Bridget J. Crawford
Pace University School of Law
Utah Law Review, Forthcoming
Anyone who has spent time in cyberspace understands the concept of an alter-ego. In on-line games, chat rooms and on the internet generally, users select one or more avatars to represent themselves. Avatars function as the end-user's alter-ego. The avatar may be a three-dimensional character in a multiplayer game or a two-dimensional icon on a bulletin board. This article uses the concept of avatars to explain the tax treatment of real-life alter-egos: agents under a power of attorney. Specifically, the article discusses (1) how traditional, standard legal instruments can be used to create legal alter-egos; (2) how and why these legal avatars receive favorable transfer tax treatment; (3) how uniform laws are changing to protect legal avatars; (4) whether new legislation will increase or decrease the use of legal avatars; and (5) how scholars might use the tax treatment of legal avatars to advocate for the favorable tax treatment of relationships that arise by choice.

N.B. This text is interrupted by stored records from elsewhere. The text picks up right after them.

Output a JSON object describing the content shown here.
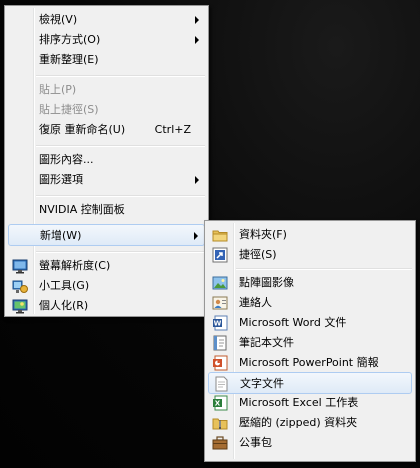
{
  "context_menu": {
    "view": "檢視(V)",
    "sort_by": "排序方式(O)",
    "refresh": "重新整理(E)",
    "paste": "貼上(P)",
    "paste_shortcut": "貼上捷徑(S)",
    "undo_rename": "復原 重新命名(U)",
    "undo_rename_key": "Ctrl+Z",
    "graphics_properties": "圖形內容...",
    "graphics_options": "圖形選項",
    "nvidia_control_panel": "NVIDIA 控制面板",
    "new": "新增(W)",
    "screen_resolution": "螢幕解析度(C)",
    "gadgets": "小工具(G)",
    "personalize": "個人化(R)"
  },
  "new_submenu": {
    "folder": "資料夾(F)",
    "shortcut": "捷徑(S)",
    "bitmap_image": "點陣圖影像",
    "contact": "連絡人",
    "word_document": "Microsoft Word 文件",
    "journal_document": "筆記本文件",
    "powerpoint_presentation": "Microsoft PowerPoint 簡報",
    "text_document": "文字文件",
    "excel_worksheet": "Microsoft Excel 工作表",
    "zipped_folder": "壓縮的 (zipped) 資料夾",
    "briefcase": "公事包"
  },
  "colors": {
    "menu_bg": "#f0f0f0",
    "highlight_border": "#aeccf1",
    "disabled_text": "#8d8d8d"
  }
}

Number of Pages in PDF File: 39
Keywords: power of attorney, fiduciary, family, tax, gift, estate, wealth, critical tax, family law, elder law
JEL Classification: K34, K39
Date posted: June 25, 2007 ; Last revised: July 27, 2015